GMDC’s Blough passes away at 58
COLORADO SPRINGS, Colo. GMDC on Thursday announced that Doug Blough, longtime director of communications for the association, passed away on March 22 at the age of 58 after a battle against pancreatic cancer.
“Doug made huge contributions to GMDC and its success over the years and he’ll be missed by all of us privileged to have worked with him,” stated David McConnell, GMDC president and chief executive officer. “He fought against this insidious disease and to the very end maintained the sense of dignity, kindness and caring for others that were at the core of who he was and how he’ll be remembered by all of us who were privileged to have known him.”
A resident of Colorado Springs since 1975, Blough’s relationship with GMDC spanned more than two decades as he served as an outside vendor providing visual communications services until he joined the staff management team in December of 1999. His tenure as a GMDC employee continued until the end of 2005 when he retired to spend more time with his wife Linda and pursue his passion for fine art digital imagery.
Even after his retirement from staff duty he was retained as a contractor who continued to manage GMDC’s creative and communication activities as well as serving as the Association’s liaison interfacing with the trade press and managing its public relations programs.
“Throughout his long tenure with GMDC Doug played a significant role in creating and managing the GMDC brand and was beloved in the industry as a person who always had a smile and a good word to say to anyone he ever encountered,” the association stated.
“Doug talked to me just a week ago about his anticipated passing with a sense of calm that amazed me and he actually played a big role in the planning of his funeral,” McConnell said. The funeral is being held Friday, March 28. McConnell is delivering the eulogy. “In these conversations and the planning process with [his wilfe] Linda he was consistent in stressing that it was very important that his passing be a celebration of his ife and who he was … not a time of sadness.”
The family has asked that in lieu of flowers donations be made to:
The Blough Children Educational Fundc/o US Bank6 South Tejon StreetColorado Springs, Colorado 80903Attention: L. Specht
Sugar may be helpful for those with diabetes and obesity
BALTIMORE Researchers have found a new treatment that may be helpful in aiding those with diabetes and obesity, and it is most unusually a sugar.
The sugar is known as tagatose, which, according to published reports, is used in Europe to sweeten candy or orange juice. It is a naturally occurring version of fructose and is derived from the dairy byproduct whey. Tagatose has been shown to stop blood sugar spiking and is currently undergoing a one-year clinical trial to see if is, in fact, helpful in managing diabetes and weight-loss.
According to the American Diabetes Association, about 20.8 million people are diabetic and 9 out of 10 diabetics with Type 2 are overweight.

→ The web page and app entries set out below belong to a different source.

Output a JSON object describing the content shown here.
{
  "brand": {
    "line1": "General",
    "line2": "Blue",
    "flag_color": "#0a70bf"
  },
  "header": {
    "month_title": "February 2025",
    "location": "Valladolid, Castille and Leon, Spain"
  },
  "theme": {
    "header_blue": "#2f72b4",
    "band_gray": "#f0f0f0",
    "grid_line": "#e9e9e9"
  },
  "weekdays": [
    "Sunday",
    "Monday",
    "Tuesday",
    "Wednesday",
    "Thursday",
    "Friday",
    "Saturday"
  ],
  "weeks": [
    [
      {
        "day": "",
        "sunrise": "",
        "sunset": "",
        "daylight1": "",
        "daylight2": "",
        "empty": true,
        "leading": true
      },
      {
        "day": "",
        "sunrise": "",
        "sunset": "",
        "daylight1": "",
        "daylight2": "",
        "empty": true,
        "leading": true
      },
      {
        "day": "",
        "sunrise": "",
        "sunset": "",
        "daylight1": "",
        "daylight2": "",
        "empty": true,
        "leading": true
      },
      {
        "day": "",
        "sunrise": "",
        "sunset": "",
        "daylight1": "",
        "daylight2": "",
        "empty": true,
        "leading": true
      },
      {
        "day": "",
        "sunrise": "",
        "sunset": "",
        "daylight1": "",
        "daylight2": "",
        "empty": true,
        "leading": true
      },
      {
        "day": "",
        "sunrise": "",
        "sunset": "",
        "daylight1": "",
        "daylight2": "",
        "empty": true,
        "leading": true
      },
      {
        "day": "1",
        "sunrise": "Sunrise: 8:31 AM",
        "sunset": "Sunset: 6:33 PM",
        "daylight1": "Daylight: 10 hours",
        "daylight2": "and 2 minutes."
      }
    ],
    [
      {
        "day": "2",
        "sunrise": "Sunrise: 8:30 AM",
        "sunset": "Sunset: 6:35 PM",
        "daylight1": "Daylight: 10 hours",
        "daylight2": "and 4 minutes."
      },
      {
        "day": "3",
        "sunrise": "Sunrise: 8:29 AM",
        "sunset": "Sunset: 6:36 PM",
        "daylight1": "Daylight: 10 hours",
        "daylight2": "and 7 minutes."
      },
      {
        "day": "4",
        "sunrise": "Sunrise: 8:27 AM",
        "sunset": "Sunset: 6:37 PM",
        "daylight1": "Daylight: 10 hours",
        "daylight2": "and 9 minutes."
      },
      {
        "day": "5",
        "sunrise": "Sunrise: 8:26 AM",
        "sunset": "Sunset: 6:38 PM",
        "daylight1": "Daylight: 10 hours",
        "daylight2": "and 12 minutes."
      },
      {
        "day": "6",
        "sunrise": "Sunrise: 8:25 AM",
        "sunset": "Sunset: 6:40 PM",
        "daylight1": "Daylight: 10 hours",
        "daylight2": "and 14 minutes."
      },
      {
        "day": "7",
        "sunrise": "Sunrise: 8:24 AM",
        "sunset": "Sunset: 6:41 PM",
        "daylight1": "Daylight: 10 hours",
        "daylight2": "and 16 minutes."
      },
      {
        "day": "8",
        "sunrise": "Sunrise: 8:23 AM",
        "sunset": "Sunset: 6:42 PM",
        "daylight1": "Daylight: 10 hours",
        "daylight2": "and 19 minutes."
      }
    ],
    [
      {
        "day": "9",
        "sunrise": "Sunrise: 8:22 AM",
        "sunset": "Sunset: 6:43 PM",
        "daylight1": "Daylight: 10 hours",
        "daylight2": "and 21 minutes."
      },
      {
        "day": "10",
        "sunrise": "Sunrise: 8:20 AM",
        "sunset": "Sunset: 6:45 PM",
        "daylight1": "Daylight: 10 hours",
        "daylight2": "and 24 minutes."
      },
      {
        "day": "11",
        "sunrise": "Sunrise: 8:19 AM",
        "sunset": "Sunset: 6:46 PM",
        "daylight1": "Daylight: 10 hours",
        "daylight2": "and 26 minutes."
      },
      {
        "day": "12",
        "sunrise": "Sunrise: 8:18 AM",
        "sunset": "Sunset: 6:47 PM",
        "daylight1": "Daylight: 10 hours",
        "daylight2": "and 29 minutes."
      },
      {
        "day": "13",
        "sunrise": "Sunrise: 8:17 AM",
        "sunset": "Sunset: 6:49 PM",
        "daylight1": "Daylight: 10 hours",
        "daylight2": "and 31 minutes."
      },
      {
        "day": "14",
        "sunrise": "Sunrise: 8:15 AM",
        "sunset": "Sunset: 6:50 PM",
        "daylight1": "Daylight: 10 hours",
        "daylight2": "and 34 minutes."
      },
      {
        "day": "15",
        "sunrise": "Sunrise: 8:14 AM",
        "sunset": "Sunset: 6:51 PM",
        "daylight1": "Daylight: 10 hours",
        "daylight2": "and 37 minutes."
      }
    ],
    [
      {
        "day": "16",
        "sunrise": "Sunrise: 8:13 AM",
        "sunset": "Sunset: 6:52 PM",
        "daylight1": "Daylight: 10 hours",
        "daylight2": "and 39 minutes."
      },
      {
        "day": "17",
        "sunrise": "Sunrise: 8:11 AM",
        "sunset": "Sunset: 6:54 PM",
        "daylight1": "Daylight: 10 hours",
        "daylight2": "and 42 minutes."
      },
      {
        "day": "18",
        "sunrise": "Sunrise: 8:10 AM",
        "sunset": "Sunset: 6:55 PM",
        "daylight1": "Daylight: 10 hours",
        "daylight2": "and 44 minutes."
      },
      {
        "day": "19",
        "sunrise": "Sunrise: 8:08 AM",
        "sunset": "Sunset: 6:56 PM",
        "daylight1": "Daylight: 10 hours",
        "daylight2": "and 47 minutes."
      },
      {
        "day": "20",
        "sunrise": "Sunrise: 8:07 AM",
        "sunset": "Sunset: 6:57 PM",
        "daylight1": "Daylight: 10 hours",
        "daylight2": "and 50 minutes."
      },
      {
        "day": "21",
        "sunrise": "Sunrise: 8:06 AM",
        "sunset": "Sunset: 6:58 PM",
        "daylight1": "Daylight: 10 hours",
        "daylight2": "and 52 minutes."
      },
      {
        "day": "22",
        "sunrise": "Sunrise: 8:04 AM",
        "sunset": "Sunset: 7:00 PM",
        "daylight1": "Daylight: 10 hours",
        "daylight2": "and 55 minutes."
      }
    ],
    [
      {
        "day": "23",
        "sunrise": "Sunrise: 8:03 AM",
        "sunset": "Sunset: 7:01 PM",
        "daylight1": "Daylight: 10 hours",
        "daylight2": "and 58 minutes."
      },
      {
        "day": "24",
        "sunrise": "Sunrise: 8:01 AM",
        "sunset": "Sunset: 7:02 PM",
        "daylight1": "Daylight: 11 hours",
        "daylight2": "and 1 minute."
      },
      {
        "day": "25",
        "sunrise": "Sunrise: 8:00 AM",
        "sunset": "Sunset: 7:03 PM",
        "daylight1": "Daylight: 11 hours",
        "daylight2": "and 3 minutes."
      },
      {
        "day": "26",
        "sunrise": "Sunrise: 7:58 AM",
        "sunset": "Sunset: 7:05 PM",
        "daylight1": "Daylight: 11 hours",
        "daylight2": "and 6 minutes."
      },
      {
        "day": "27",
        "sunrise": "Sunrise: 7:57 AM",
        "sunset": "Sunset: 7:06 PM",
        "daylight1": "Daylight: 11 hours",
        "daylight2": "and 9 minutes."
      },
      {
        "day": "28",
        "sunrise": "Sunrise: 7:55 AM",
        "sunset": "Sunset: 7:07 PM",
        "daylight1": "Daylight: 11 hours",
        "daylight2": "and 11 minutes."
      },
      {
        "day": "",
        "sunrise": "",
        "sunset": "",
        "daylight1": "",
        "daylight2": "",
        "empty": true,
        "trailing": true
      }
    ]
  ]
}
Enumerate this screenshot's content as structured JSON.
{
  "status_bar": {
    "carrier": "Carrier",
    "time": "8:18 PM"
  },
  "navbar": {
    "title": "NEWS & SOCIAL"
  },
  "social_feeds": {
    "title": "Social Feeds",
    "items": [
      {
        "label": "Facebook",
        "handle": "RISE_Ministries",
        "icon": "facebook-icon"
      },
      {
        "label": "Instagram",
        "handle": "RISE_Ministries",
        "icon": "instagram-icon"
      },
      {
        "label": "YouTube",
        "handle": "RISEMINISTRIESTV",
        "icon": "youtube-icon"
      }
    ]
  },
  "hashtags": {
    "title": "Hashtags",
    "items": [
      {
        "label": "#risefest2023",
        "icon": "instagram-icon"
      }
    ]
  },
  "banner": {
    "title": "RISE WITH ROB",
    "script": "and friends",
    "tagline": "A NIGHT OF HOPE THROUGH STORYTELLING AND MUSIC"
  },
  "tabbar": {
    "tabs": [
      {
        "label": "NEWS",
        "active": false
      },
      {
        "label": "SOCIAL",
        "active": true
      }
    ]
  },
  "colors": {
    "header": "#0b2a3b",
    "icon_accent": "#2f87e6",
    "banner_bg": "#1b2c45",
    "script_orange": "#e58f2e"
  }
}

Many researchers, such as Phillip Levin, an endocrinologist and director of diabetes center at Mercy, hope that tagatose can become a diet drug for patients experiencing obesity, one of the leading causes of diabetes. According to Levin, “Tagatose could be another tool for damage control. A lot of dealing with Type 2 diabetes is damage control.”
Other studies have shown that tagatose, if ingested before meals, would stop the rise in blood sugar, because it is absorbed poorly and therefore affects the way the sugar is stored. According to published reports, tagatose is said to be possibly the only diabetes drug that could raise good cholesterol and act as a cell-protecting antioxidant.
FDA to take a closer look at Singulair
WASHINGTON The Food and Drug Administration has warned health care professionals that it is investigating possible side effects in the asthma drug Singulair.
Possible side effects of the drug, a Merck product, include behavior/mood changes, suicidality and suicide.
The agency will need up to nine months to complete ongoing evaluations about the safety of the drug.
“Patients should not stop taking Singulair before talking to their doctor if they have questions about this new information,” the FDA said. “Until further information is available, healthcare professionals and caregivers should monitor patients taking Singulair for suicidality and changes in behavior and mood.”